Your legal firm’s success depends on how well you bill your clients. The fact is that for many legal firms, invoicing customers and tracking down money is still a time-consuming and monotonous aspect of the work that they dread.
As per a legal trend report, attorneys only bill 2.5 hours per day on average. The rest of the time they draft invoices, follow up on payments and maintain trust ledgers.
The law firm billing process
In many cases, the billing process looks something like this:
- It all starts with a new client or new case.
- Throughout the case, law firms must track billable time and disbursement fees/expense.
- They also need to track bills and costs for each client at the end of each month (or after the case, if it’s a shorter case).
- Attorneys add remarks, modify expenses as appropriate, and sign off on the bill after reviewing.
- Then the final version of the bill.invoice is share with the client.
- The company accepts a variety of payment options from clients.
- In the event of late payments, the accounting staff will issue follow-up reminders.
Even while it appears easy, there is still plenty of potential for bottlenecks and wasteful expenditures to creep into the process. Taking too long to approve bills or adding too many modifications might create a delay in bills being sent out, for instance.
Your law firm’s billing policy
A clear, consistent law firm billing strategy is crucial for saving your business time and money. Attorneys and staff may use it as a reference, and it keeps everyone in sync.
The first thing you should examine when drafting a policy for the first time is:
- How does your company bill clients?
- Are there any areas where you observe the most mistakes?
- In which phases of the process are the biggest bottlenecks occurring and why are they occurring?
With that in mind, follow these steps to write an effective billing policy:

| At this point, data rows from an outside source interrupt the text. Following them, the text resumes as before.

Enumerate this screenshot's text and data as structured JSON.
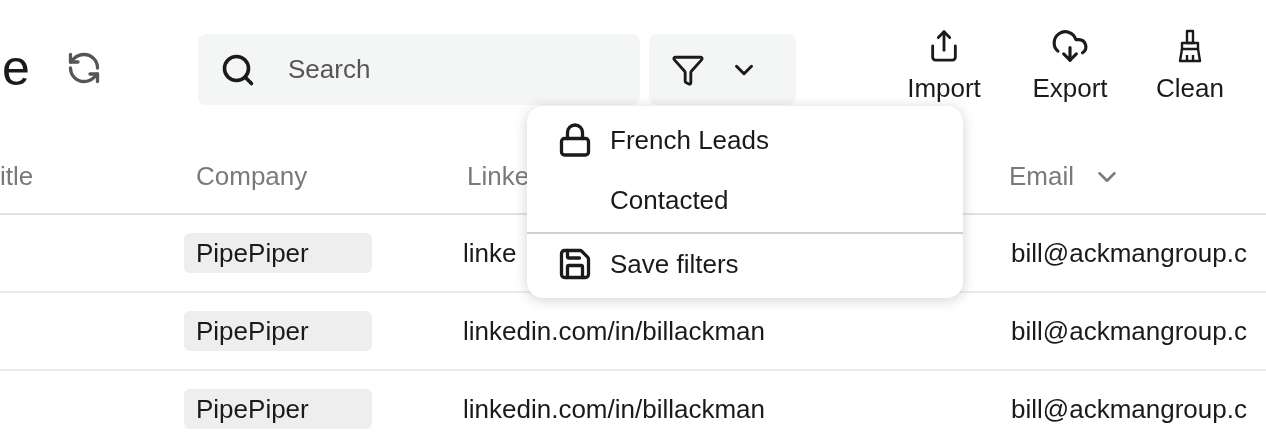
{
  "header": {
    "title": "e",
    "search": {
      "placeholder": "Search"
    }
  },
  "actions": [
    {
      "label": "Import",
      "kind": "import"
    },
    {
      "label": "Export",
      "kind": "export"
    },
    {
      "label": "Clean",
      "kind": "clean"
    }
  ],
  "table": {
    "columns": [
      {
        "label": "itle",
        "kind": "plain"
      },
      {
        "label": "Company",
        "kind": "plain"
      },
      {
        "label": "Linke",
        "kind": "plain"
      },
      {
        "label": "Email",
        "kind": "dropdown"
      }
    ],
    "rows": [
      [
        "",
        "PipePiper",
        "linke",
        "bill@ackmangroup.c"
      ],
      [
        "",
        "PipePiper",
        "linkedin.com/in/billackman",
        "bill@ackmangroup.c"
      ],
      [
        "",
        "PipePiper",
        "linkedin.com/in/billackman",
        "bill@ackmangroup.c"
      ]
    ]
  },
  "filter_menu": {
    "items": [
      {
        "label": "French Leads",
        "kind": "locked"
      },
      {
        "label": "Contacted",
        "kind": "plain"
      },
      {
        "label": "Save filters",
        "kind": "save"
      }
    ]
  }
}
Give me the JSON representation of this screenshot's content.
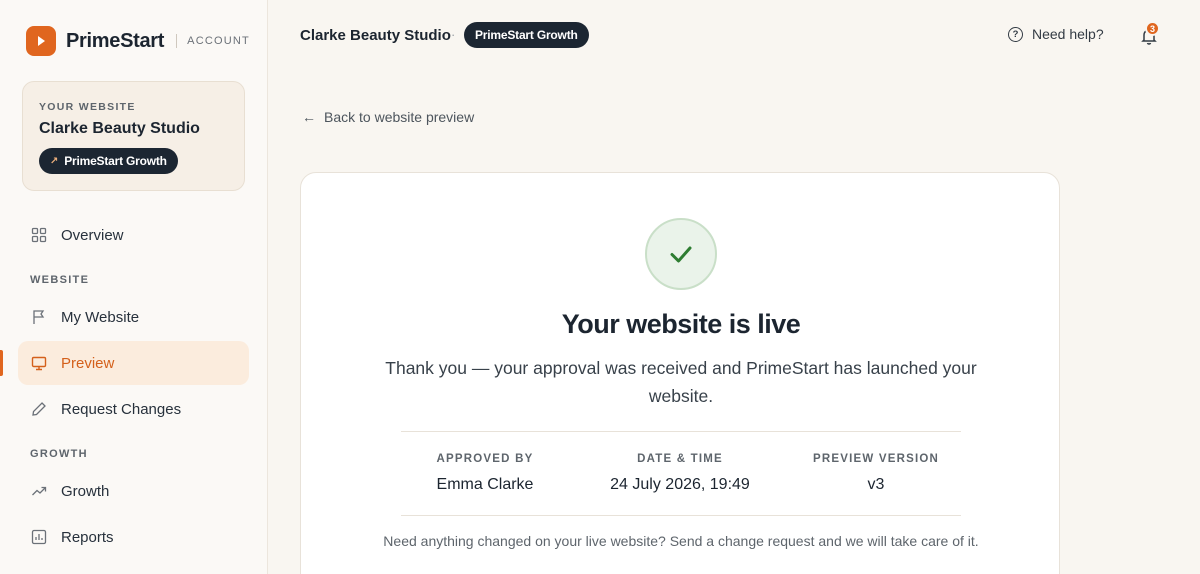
{
  "brand": {
    "name": "PrimeStart",
    "section": "ACCOUNT",
    "logo_icon": "play-icon",
    "accent": "#e0661f"
  },
  "website_card": {
    "label": "YOUR WEBSITE",
    "name": "Clarke Beauty Studio",
    "plan": "PrimeStart Growth"
  },
  "nav": {
    "overview": "Overview",
    "website_section": "WEBSITE",
    "my_website": "My Website",
    "preview": "Preview",
    "request_changes": "Request Changes",
    "growth_section": "GROWTH",
    "growth": "Growth",
    "reports": "Reports",
    "active": "Preview"
  },
  "topbar": {
    "site_name": "Clarke Beauty Studio",
    "separator": "·",
    "plan": "PrimeStart Growth",
    "help_label": "Need help?",
    "notification_count": "3"
  },
  "back_link": "Back to website preview",
  "confirmation": {
    "title": "Your website is live",
    "message": "Thank you — your approval was received and PrimeStart has launched your website.",
    "approved_by_label": "APPROVED BY",
    "approved_by": "Emma Clarke",
    "datetime_label": "DATE & TIME",
    "datetime": "24 July 2026, 19:49",
    "version_label": "PREVIEW VERSION",
    "version": "v3",
    "footnote": "Need anything changed on your live website? Send a change request and we will take care of it.",
    "success_color": "#2e7d32"
  }
}
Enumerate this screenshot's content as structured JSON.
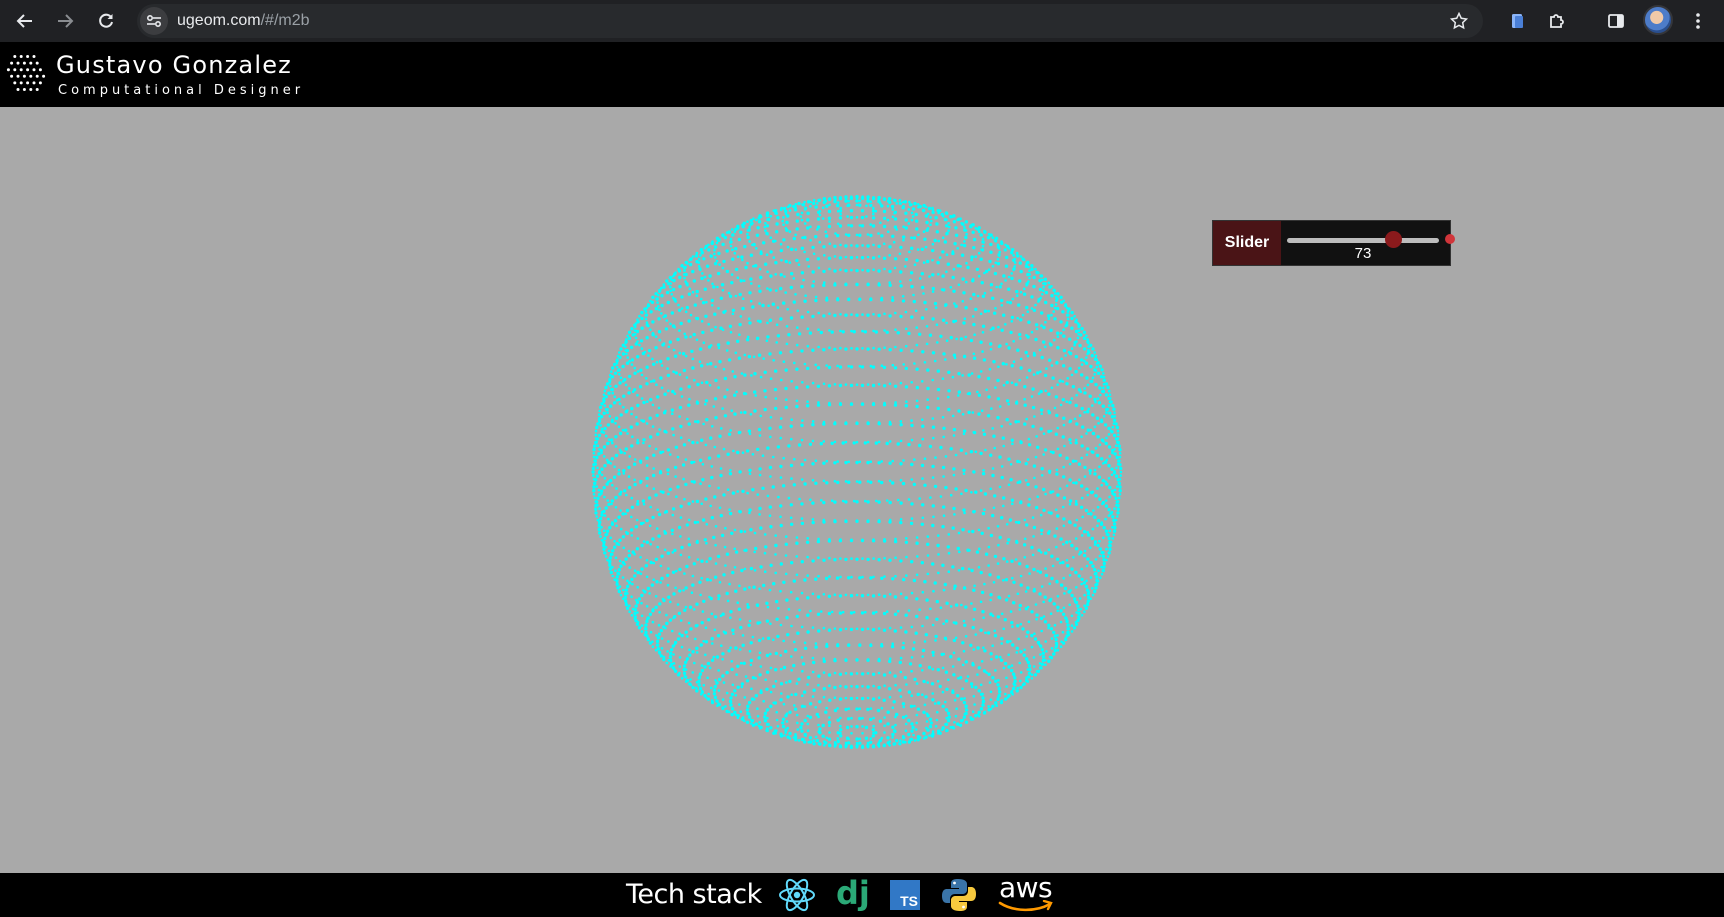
{
  "browser": {
    "url_host": "ugeom.com",
    "url_path": "/#/m2b"
  },
  "header": {
    "name": "Gustavo Gonzalez",
    "role": "Computational Designer"
  },
  "slider": {
    "label": "Slider",
    "value": "73",
    "fraction": 0.7
  },
  "footer": {
    "title": "Tech stack",
    "icons": [
      "react-icon",
      "django-icon",
      "typescript-icon",
      "python-icon",
      "aws-icon"
    ],
    "ts_text": "TS",
    "dj_text": "dj",
    "aws_text": "aws"
  },
  "colors": {
    "points": "#00ffff",
    "background": "#a9a9a9",
    "slider_thumb": "#8b1a1c",
    "slider_label_bg": "#4a1416"
  }
}
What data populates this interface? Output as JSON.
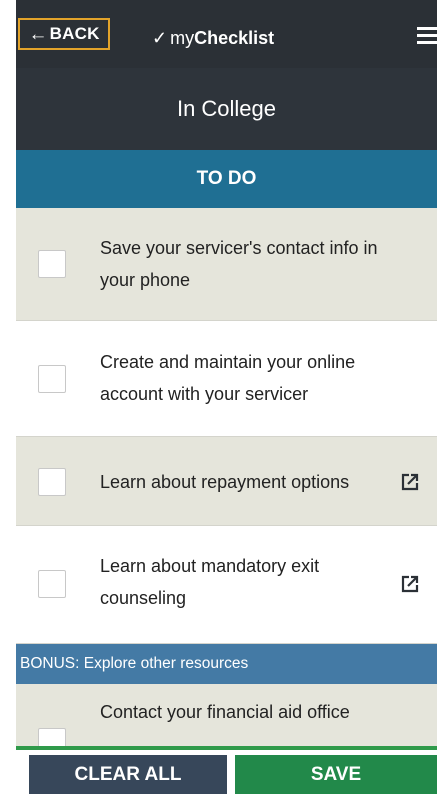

1. Provide a template and guidelines
Invoices that you send to clients should be timely and follow the proper format. Uniformity can help you establish trust. Plus, they are easier to track with billing software, invoice generation is automatic.
2. Write out the flow of your law firm’s billing process
Which of the attorneys involved in a lawsuit should evaluate a billing statement? Then, what order? Invoices are mailed or sent through email? When you send a bill, who needs to be notified about it? Your whole procedure should be documented from beginning to end to avoid misunderstanding.
3. Set requirements for invoice review
For electronic evaluations, it’s helpful to advise lawyers to utilize a specific system like your legal practice management software. If you want to speed up the process even more, you may utilize automation software to do it for you.
4. Integrate the finance team with your billing process
Your accountant or financial staff should know when bills are received, what has to be collected, and what is written off.
5. Include a standard process for disputes and collections
Be sure to take care of any outstanding debts as soon as possible. Having a clear collection procedure is important because the longer you wait, the less likely your clients will pay. Determine who is responsible for collecting delinquent invoices and share notes or emails if there is a delay. If a client challenges a bill, be aware of who will examine the claim and give frameworks for resolving the issue.
6. Have a public billing policy for clients
As a result of this, your clients should have a clear understanding of your charging policies.
- How often will they be billed for the service
- What form of payment is expected?
- When do they have to pay?
- As a result of late payments
These rules must be part of the policy and share with all the new clients.
Finally, well, it is time for lawyers and law firms to move beyond the tedious processes around billing and invoice management. There are a lot of law firm management platforms that can help you with that.